§ EXERCISE AIM
Looking through the listing, how many of its lines hold the word "JSON"? Answer with only the number.

-------

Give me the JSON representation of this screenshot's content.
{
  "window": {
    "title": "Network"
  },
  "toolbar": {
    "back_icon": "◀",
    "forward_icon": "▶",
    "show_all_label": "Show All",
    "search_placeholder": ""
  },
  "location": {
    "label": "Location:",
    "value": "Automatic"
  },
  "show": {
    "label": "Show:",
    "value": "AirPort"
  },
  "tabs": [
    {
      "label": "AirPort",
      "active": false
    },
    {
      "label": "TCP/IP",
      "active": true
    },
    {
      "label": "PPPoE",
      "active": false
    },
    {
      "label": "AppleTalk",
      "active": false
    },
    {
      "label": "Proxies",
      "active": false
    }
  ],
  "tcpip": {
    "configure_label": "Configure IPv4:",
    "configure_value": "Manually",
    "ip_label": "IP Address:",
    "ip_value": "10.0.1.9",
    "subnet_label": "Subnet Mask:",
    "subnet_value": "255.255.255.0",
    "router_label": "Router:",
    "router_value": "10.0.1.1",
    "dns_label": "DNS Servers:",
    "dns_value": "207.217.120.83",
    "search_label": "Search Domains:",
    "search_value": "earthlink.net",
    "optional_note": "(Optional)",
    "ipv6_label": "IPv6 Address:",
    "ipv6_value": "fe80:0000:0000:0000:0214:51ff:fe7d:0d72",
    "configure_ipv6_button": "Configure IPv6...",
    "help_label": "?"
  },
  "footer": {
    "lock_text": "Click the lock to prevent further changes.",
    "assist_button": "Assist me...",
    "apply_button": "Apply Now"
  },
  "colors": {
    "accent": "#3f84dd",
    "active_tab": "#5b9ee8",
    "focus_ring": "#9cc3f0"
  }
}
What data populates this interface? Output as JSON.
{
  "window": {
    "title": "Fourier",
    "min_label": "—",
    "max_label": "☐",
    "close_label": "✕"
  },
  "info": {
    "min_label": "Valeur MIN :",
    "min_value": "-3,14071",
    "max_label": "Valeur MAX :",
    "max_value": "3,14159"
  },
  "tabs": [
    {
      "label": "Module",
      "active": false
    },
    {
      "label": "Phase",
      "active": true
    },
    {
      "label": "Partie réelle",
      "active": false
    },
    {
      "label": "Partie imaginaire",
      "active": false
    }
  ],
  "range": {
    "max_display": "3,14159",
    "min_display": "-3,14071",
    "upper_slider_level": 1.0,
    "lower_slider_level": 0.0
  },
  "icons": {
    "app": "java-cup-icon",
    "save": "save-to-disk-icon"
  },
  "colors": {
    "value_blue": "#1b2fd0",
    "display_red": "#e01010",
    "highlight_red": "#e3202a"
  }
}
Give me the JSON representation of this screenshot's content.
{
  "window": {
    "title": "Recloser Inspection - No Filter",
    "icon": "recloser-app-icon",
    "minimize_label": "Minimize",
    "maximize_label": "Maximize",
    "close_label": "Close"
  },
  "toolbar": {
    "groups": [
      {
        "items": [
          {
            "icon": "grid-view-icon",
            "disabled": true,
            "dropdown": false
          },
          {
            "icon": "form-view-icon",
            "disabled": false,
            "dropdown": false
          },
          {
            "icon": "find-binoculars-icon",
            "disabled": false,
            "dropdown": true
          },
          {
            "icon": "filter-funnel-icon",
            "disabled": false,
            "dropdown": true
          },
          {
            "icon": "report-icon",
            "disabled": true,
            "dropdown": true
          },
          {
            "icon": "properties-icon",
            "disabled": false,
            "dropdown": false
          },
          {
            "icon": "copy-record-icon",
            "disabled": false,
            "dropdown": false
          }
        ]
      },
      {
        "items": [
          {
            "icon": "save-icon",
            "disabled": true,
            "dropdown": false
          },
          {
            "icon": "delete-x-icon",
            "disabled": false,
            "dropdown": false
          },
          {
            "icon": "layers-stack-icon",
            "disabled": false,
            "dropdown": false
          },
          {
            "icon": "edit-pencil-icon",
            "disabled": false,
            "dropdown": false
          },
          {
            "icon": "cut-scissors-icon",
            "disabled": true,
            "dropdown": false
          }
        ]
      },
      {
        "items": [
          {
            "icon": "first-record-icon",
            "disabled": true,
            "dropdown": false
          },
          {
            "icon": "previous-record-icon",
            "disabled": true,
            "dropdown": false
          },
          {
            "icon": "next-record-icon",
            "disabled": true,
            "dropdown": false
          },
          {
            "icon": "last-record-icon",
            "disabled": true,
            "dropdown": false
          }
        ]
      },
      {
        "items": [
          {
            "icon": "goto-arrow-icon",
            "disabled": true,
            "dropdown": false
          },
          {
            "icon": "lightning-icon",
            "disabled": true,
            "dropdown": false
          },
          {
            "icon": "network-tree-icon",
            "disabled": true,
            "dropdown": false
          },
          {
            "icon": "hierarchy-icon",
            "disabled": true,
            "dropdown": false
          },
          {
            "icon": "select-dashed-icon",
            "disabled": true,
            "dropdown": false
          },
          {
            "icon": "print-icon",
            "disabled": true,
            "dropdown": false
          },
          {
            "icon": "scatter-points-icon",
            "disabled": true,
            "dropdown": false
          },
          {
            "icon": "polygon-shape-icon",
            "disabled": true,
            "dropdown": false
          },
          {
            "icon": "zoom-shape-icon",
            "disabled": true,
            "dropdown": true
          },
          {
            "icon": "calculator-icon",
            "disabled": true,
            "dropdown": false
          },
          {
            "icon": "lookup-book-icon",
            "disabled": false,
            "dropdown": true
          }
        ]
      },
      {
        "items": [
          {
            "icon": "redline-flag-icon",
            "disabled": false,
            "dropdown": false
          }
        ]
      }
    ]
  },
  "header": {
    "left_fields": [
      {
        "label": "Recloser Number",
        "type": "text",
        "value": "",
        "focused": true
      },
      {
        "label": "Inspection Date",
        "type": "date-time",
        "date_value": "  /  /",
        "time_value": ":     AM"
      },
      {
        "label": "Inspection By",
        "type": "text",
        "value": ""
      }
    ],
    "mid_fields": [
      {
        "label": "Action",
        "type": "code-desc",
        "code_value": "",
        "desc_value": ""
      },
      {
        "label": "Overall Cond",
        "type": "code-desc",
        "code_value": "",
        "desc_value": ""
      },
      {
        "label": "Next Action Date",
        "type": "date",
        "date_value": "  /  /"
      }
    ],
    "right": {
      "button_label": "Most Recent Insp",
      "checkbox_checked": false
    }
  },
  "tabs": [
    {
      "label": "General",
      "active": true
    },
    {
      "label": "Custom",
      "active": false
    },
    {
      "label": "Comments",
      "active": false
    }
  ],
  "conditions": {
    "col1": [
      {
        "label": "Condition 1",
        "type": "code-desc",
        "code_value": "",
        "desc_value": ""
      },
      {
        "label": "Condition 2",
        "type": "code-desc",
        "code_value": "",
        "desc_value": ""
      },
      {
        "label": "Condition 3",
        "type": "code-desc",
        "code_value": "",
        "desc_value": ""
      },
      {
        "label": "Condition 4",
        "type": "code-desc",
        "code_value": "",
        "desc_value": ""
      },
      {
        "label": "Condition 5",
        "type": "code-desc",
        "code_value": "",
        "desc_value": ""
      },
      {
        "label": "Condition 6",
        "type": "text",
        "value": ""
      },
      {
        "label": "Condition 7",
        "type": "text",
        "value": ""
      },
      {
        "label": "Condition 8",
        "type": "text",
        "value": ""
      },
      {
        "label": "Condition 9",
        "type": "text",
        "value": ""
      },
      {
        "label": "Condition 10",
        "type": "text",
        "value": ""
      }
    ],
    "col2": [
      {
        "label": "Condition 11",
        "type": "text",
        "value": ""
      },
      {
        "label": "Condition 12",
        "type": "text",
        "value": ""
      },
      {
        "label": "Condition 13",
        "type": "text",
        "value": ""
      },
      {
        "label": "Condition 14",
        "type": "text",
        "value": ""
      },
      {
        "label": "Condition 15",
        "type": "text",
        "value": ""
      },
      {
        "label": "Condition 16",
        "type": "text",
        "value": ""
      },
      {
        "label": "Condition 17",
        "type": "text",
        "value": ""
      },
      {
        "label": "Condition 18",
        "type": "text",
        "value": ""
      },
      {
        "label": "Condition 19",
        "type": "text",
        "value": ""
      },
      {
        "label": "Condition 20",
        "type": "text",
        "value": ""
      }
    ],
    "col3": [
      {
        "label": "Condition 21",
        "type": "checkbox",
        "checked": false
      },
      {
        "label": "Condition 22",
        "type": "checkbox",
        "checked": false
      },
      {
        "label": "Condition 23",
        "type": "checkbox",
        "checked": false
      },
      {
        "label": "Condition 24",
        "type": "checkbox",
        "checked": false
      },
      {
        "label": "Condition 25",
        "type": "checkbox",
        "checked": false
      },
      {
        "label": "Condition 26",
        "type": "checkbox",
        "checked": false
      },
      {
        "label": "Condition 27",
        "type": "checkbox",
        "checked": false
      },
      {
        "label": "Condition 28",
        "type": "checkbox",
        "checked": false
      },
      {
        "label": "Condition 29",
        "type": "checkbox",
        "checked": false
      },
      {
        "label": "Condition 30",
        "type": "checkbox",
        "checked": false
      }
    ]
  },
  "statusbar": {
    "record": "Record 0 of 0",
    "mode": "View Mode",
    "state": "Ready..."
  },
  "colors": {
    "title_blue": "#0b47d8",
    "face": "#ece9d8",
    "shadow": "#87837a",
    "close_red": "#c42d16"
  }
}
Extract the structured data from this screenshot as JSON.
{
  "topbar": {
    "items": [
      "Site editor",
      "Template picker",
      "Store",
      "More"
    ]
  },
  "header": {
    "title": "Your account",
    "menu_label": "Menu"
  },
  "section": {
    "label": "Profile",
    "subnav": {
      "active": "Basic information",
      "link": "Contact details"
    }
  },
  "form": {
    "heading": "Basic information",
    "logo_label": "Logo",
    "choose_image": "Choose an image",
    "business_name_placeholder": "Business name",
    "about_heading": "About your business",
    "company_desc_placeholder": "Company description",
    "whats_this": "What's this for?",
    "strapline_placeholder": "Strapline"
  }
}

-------

§ TASK OUTPUT
4